Ahmad has told these sources that interrogators tortured him “in many ways” for six months to force him to “admit to killing Iraq troops and raping Iraqi women.” His interrogators broke his leg, dislocated his shoulder, broke some of his teeth, and threatened to kill his mother and sister, he said.
Human Rights Watch obtained a copy of a medical examination by the Ministry of Health’s Forensic Medical Institute conducted on August 10, 2008, more than a year after his arrest and initial interrogation.
The report documents scars on various parts of his body, including “scars on his right eyebrow, nose and chin area, right elbow, left thumb, right palm and penis” that were older than six months.
Ahmad confessed to membership in the armed group Tanthim al-Tawhid wa al-Jihad fi Bilad al-Rafidain, to having planted explosives in 2006, and to killing Americans. At his trial, he recanted his confession, claiming that it was obtained under torture. The prosecution did not provide any other evidence against him.
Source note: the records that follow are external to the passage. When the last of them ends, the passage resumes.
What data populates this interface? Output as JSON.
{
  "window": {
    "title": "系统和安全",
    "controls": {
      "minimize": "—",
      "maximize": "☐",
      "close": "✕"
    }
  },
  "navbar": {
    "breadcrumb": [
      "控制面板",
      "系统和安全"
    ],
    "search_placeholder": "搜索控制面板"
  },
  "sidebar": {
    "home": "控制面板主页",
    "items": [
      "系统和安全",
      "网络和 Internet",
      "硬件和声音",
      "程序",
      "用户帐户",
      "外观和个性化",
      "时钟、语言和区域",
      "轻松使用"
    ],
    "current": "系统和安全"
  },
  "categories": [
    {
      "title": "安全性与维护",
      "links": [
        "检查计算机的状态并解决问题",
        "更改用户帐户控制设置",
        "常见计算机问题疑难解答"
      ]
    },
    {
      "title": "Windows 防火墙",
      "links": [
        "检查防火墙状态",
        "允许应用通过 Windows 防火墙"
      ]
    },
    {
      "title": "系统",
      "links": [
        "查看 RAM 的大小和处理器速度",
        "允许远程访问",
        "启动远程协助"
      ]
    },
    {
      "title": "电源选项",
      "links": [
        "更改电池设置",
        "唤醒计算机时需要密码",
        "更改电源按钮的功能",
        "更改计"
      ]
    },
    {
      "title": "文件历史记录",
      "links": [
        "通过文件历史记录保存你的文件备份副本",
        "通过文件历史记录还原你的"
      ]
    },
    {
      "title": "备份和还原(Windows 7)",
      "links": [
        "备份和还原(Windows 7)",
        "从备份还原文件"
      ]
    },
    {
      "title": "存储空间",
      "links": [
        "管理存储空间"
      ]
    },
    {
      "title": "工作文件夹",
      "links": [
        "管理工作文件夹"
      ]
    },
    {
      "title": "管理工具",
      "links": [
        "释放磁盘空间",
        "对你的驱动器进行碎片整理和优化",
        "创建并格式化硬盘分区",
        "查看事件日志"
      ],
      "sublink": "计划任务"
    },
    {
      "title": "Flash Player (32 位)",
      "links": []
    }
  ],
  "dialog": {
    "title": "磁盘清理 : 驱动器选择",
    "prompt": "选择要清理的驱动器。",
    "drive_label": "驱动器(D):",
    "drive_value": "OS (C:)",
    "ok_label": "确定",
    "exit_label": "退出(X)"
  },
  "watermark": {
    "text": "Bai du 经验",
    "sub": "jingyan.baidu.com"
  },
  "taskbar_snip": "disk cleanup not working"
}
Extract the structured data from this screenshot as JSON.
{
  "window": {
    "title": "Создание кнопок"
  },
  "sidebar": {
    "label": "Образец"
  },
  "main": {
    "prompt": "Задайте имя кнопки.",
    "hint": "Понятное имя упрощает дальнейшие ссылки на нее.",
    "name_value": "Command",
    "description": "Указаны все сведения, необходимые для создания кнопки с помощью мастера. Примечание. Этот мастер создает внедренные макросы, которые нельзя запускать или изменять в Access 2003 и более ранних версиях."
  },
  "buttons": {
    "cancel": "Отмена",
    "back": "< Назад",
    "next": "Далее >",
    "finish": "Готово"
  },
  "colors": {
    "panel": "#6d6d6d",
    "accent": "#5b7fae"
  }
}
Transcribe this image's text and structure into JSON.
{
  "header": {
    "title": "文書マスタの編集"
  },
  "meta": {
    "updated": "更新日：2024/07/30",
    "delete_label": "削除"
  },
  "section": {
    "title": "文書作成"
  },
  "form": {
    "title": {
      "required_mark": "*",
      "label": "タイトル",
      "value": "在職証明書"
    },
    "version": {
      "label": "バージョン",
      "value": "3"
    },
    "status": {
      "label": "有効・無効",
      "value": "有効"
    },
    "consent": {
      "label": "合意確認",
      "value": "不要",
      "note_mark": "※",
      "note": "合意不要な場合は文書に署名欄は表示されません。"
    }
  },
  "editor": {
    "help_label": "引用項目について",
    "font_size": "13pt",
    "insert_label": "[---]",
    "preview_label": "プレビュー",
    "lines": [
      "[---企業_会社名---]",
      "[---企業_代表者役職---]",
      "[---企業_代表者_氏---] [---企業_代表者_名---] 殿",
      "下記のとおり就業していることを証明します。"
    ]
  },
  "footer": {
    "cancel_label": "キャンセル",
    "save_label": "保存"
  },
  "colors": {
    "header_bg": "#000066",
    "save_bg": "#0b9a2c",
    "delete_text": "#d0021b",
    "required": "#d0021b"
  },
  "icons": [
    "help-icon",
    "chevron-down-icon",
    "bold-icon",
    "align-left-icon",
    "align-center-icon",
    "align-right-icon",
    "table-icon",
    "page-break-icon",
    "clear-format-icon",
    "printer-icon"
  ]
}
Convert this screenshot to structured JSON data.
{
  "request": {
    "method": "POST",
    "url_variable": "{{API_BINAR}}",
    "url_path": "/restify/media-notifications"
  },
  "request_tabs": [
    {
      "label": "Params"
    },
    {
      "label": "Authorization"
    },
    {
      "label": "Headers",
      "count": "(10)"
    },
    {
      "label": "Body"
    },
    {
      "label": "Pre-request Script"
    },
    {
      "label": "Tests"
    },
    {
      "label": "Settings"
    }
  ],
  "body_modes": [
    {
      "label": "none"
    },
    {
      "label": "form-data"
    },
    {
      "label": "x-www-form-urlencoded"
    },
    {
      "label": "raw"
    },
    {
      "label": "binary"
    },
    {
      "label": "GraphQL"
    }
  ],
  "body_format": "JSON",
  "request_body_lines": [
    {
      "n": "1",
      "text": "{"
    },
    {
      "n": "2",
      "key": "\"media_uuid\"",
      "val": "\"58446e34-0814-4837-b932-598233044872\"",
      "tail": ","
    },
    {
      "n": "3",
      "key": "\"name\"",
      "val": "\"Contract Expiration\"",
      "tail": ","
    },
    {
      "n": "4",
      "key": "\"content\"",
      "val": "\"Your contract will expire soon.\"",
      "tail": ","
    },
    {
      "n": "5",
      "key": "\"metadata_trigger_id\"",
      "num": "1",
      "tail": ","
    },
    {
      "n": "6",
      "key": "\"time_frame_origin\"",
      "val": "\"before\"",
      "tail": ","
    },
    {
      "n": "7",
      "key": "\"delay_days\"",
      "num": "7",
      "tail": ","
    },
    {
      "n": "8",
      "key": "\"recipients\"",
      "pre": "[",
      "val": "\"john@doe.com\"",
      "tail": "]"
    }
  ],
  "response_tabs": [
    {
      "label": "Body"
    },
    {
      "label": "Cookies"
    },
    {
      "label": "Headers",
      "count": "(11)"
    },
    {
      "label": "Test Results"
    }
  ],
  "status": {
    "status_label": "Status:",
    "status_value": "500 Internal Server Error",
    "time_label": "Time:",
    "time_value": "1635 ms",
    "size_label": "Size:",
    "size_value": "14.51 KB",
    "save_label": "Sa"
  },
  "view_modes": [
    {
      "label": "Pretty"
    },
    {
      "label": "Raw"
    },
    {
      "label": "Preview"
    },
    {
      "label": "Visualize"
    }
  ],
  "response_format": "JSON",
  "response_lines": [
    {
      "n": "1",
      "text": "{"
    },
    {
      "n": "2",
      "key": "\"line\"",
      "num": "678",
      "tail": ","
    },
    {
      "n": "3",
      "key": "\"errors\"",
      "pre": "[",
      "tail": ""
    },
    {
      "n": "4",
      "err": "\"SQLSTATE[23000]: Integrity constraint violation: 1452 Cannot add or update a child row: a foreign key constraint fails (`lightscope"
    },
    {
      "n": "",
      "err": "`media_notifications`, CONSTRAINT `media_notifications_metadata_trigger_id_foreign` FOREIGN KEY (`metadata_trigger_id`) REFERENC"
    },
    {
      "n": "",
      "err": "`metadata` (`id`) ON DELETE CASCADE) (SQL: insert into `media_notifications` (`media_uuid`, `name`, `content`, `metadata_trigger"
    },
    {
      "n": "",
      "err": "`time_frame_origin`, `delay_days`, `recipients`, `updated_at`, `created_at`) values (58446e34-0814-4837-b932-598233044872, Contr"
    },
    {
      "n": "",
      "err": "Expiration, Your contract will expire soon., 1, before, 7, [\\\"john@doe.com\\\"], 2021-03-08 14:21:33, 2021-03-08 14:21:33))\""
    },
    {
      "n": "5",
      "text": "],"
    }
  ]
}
The court convicted Ahmad on December 15, 2009, apparently solely on the basis of his recanted confession. On February 22, 2010, the public prosecutor submitted an objection to the verdict, stating that the evidence against Ahmad was insufficient and demanding his release.
Ahmad’s own “confession” stated that he had participated in terrorist acts in February, March, and October 2006 – which the prosecutor said was impossible since he had been detained from January 25, 2005 until June 25, 2006, at Camp Bucca Prison. Nevertheless, the Court of Cassation upheld the verdict.
Relatives of Palestinian prisoners in Iraqi jails have repeatedly called on Palestinian Authority representatives to intervene on behalf of their relatives in Iraq. Human Rights Watch has been unable to verify whether Palestinian authorities have requested to visit Mohammad or Ahmad in their respective detention centers in Iraq, or to arrange adequate legal representation for them.
Under the Vienna Convention on Consular Relations, ratified by Iraq in 1963, consular officers or their authorized representatives “shall have the right to visit a national of the sending State who is in prison, custody, or detention, to converse and correspond with him and to arrange for his legal representation.”
“The ‘Conference on International Solidarity with Palestinian Prisoners in Israeli Occupation Jails’ is a perfect opportunity for Palestinian Authority representatives to fulfill their obligation to their citizens to help protect them in jails in Iraq, and anything less would be pure hypocrisy,” Stork said.
“Iraqi and Palestinian authorities alike need to live up to their promises.”